My first #dayinthelife was largely about setting the baseline. I wanted to share a regular day, following the activities and behaviors that I most frequently repeat. Over the next 11 months, and 11 project days (the next of which is Friday), there will be plenty of time to explore detours and variations in the pattern.
A friend that had followed my first day of documentation via Instagram asked me how I would know if the project had been successful.
While conceiving this Day in the Life project, I never saw it as one that would succeed or fail. I had, and still have, a goal, but this may be best described as an exercise in observation and storytelling. Looking at my days through this lens forces me to be more aware of how I move through a day. I cannot rely on habit to propel me forward. I have to acknowledge my activities, routines, and behaviors as well as the motives that drive or inhibit them so that I may better understand how they contribute to my enjoyment of life and self.
The activities that comprised my baseline day are not particularly extraordinary or unique. I enjoyed doing them. I enjoyed documenting them. Aware of them, I appreciated them individually and together. I went to bed kind of loving the day I had, and in that alone, #dayinthelife was successful.
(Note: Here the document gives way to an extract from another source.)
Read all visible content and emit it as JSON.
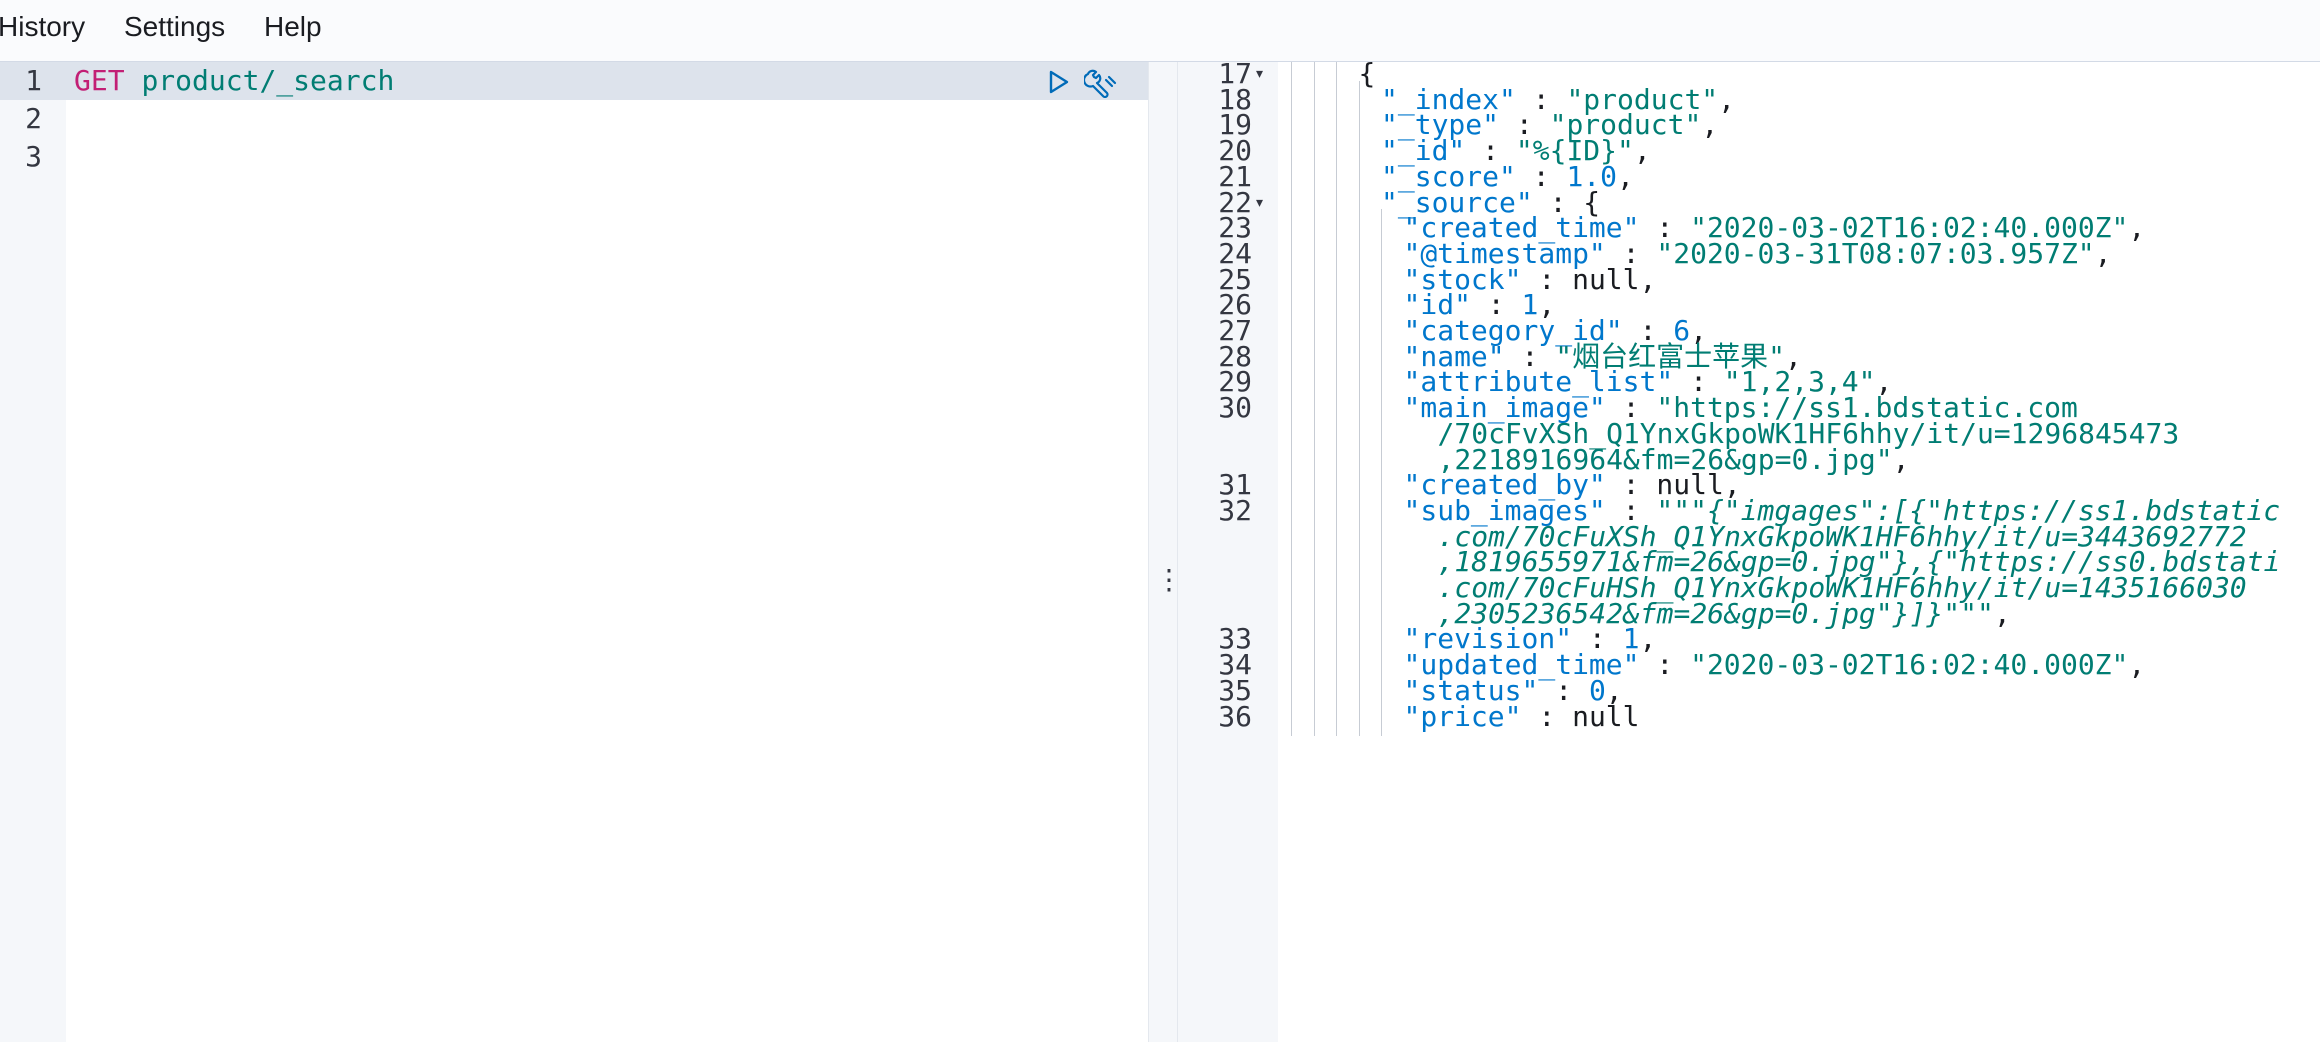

I am disappointed that work – the thing that I dedicate more time to than anything else I do (even sleeping) – is also hardest for me to share. It’s not a matter of confidentiality; I know what I can and cannot disclose. It’s a matter of time. This first #dayinthelife proved that documenting my activities is a time-consuming process. When I barely find time for lunch, it’s hard to imagine finding time to take and post pics of the things that make it hard to find time for lunch.